The prints in the gallery were powerful, and each represented a different struggle during the 1930’s.Along with Flanagan, student intern Marci Zebrowski, a graduate student currently at SUNY Albany, went through the prints and found matching documentation from within Egan’s book to match and support the prints. This led to perfect captions for the prints, reflecting the difficult times during the 30s.
The prints highlighted everyday events, like a farmer controlling a horse or a hobo running after a train. Some prints highlighted religious aspects of the time, like a print of a church from the Arnold collection. Beneath the print is an excerpt from Egan’s book, depicting a scene where a baby was found near death wrapped in a coat before the church door. For those that read the book, this print draws quite the image of that particular scene, and for those just reading the insert for the first time, it has a similar nostalgic feel.
A fantastic addition to the gallery is the authentic horse plow that Michael Flanagan, exhibit director, happened upon.
Flanagan saw the top of the plow sticking out above the ground in someone’s front lawn in Granby, a town in Oswego County. He stopped his car and knocked on the door, asking for permission to dig up the plow and haul it to the gallery. Barbara Lyman willingly lent the horse drawn plow out, and it is now complimenting the gallery with history and relevance.
Because the government-funded video “The Plow That Broke the Plains,” from 1936 is in the public domain, Flanagan has the video set up in the exhibit for viewers. This is the video referred to in Egan’s book, which makes it even more exciting, as readers who only read about the production will now be to actually watch the documentary.
The posters promoting Egan’s arrival to Oswego State can be seen all throughout campus and were created by Julia Baldovin. Baldovin’s work was chosen from a group of graphic design students who created Oswego Reading Initiative posters. In the gallery, Baldovin’s poster is enlarged and beautifully colored. On display are the three other posters made by other students from the department.
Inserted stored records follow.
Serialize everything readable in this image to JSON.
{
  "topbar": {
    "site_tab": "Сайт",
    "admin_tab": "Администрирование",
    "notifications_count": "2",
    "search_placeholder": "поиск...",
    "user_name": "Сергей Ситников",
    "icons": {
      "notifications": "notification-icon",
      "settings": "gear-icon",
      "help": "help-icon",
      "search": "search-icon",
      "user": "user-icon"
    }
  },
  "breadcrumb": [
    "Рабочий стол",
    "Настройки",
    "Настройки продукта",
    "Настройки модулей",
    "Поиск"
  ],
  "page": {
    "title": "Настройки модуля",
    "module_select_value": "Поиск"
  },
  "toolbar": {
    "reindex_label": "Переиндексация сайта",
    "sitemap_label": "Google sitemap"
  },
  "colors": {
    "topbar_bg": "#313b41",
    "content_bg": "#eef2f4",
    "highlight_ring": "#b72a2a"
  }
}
The artwork in this gallery is in all black and white, but the images within each piece of art capture the range of color different people have. Some pictures truly capture the struggle, while other pictures capture the simplicity of a family laughing over a meal and a glass of wine. Each person or object represented by the prints and photographs have a story to tell, and, thanks to Mr. Flanagan and his team, these stories can be shared with the community. Egan will be visiting campus Wednesday, Sept. 25.